Only an exact repeat of the listing, without its images, counts as the answer.

***

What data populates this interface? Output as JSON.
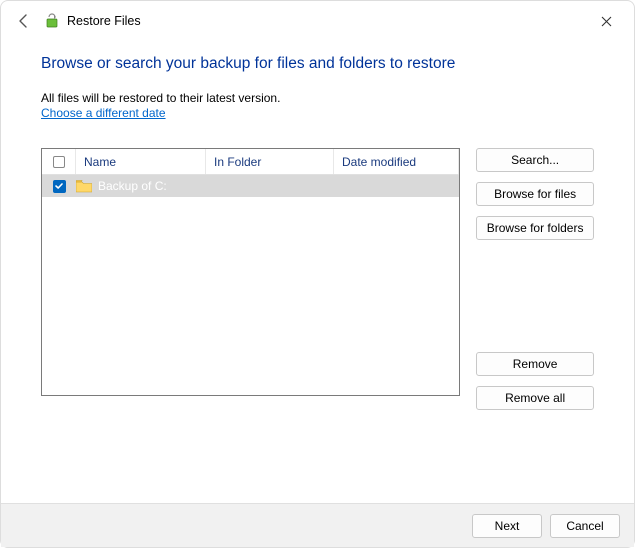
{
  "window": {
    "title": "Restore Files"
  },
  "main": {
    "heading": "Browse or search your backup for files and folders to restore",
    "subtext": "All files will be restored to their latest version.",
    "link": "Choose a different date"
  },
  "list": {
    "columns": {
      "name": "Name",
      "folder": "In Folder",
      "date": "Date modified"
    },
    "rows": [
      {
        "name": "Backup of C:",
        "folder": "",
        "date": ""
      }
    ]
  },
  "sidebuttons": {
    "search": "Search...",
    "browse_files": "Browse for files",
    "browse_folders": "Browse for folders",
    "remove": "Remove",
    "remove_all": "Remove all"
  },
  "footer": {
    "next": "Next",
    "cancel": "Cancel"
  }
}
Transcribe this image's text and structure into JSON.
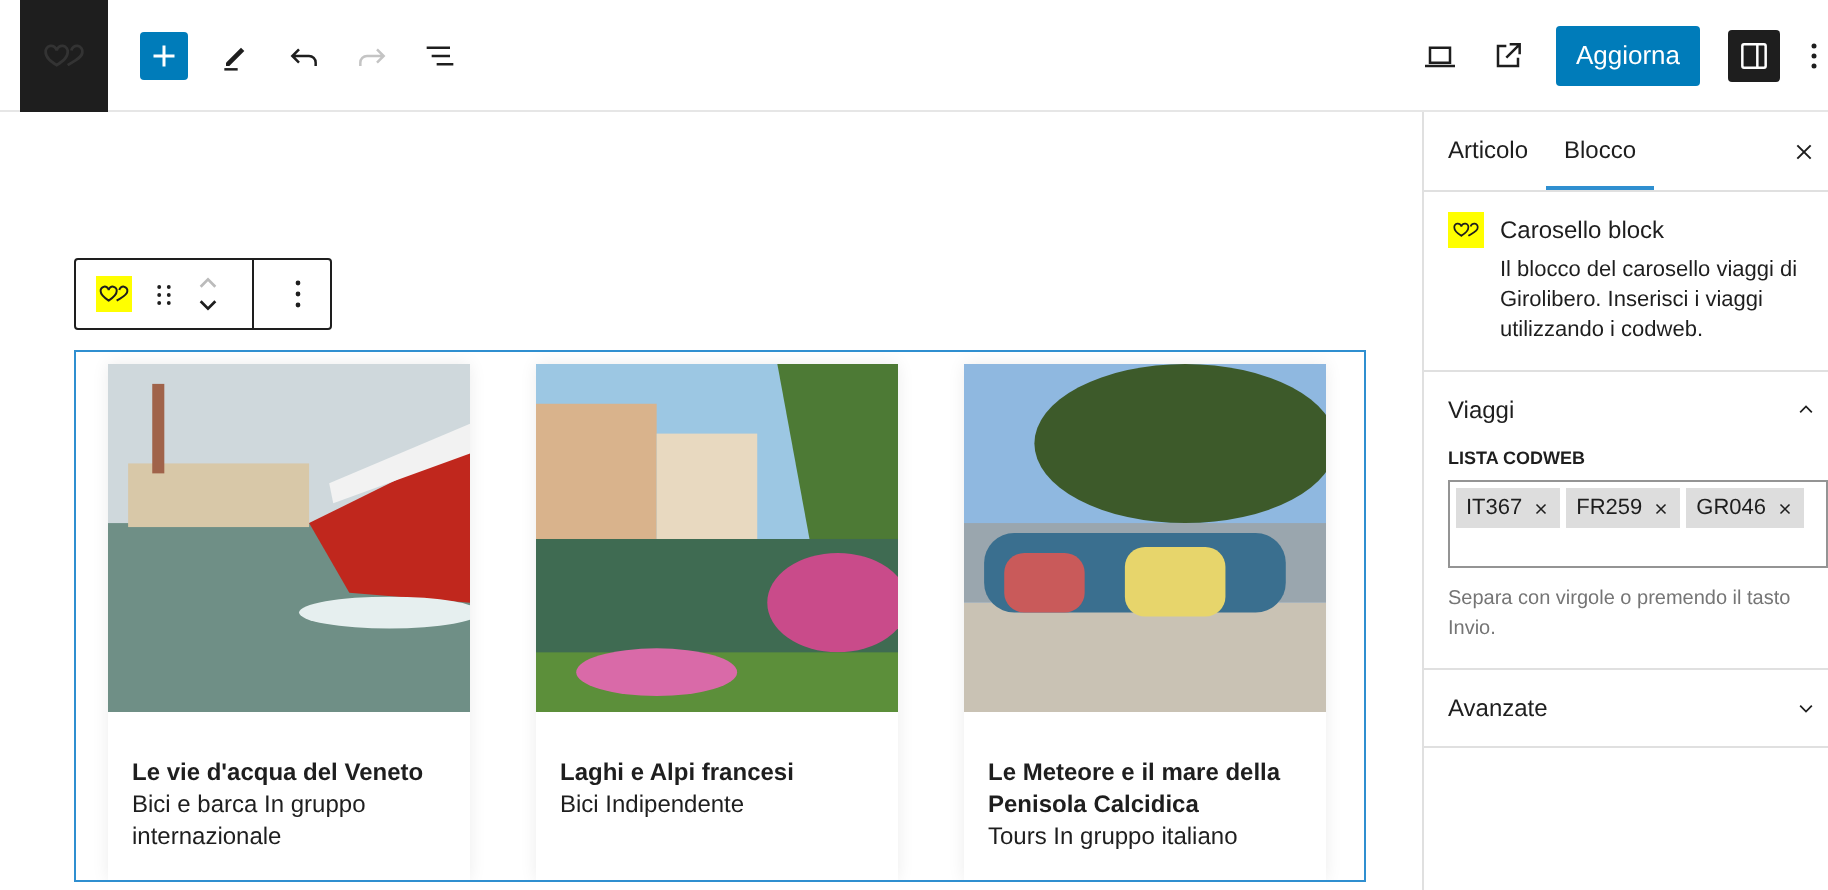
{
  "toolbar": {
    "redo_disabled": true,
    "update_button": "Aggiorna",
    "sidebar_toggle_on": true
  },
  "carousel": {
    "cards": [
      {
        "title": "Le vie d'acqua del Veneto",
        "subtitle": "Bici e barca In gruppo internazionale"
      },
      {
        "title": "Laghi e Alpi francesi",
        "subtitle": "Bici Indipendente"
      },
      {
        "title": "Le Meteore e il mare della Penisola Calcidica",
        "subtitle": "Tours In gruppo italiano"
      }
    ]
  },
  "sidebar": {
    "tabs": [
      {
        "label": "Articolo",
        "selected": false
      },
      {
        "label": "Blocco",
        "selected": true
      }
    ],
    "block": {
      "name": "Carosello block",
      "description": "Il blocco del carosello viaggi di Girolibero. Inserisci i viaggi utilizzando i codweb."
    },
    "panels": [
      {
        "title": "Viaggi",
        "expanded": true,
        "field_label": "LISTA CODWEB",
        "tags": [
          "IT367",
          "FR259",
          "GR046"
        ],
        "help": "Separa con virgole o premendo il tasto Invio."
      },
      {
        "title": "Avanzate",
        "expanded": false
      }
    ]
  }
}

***

▶ **Completed exercise**:
What data populates this interface? Output as JSON.
{
  "window": {
    "title": "Restore Files"
  },
  "main": {
    "heading": "Browse or search your backup for files and folders to restore",
    "subtext": "All files will be restored to their latest version.",
    "link": "Choose a different date"
  },
  "list": {
    "columns": {
      "name": "Name",
      "folder": "In Folder",
      "date": "Date modified"
    },
    "rows": [
      {
        "name": "Backup of C:",
        "folder": "",
        "date": ""
      }
    ]
  },
  "sidebuttons": {
    "search": "Search...",
    "browse_files": "Browse for files",
    "browse_folders": "Browse for folders",
    "remove": "Remove",
    "remove_all": "Remove all"
  },
  "footer": {
    "next": "Next",
    "cancel": "Cancel"
  }
}
Transcribe this image's text and structure into JSON.
{
  "toolbar": {
    "redo_disabled": true,
    "update_button": "Aggiorna",
    "sidebar_toggle_on": true
  },
  "carousel": {
    "cards": [
      {
        "title": "Le vie d'acqua del Veneto",
        "subtitle": "Bici e barca In gruppo internazionale"
      },
      {
        "title": "Laghi e Alpi francesi",
        "subtitle": "Bici Indipendente"
      },
      {
        "title": "Le Meteore e il mare della Penisola Calcidica",
        "subtitle": "Tours In gruppo italiano"
      }
    ]
  },
  "sidebar": {
    "tabs": [
      {
        "label": "Articolo",
        "selected": false
      },
      {
        "label": "Blocco",
        "selected": true
      }
    ],
    "block": {
      "name": "Carosello block",
      "description": "Il blocco del carosello viaggi di Girolibero. Inserisci i viaggi utilizzando i codweb."
    },
    "panels": [
      {
        "title": "Viaggi",
        "expanded": true,
        "field_label": "LISTA CODWEB",
        "tags": [
          "IT367",
          "FR259",
          "GR046"
        ],
        "help": "Separa con virgole o premendo il tasto Invio."
      },
      {
        "title": "Avanzate",
        "expanded": false
      }
    ]
  }
}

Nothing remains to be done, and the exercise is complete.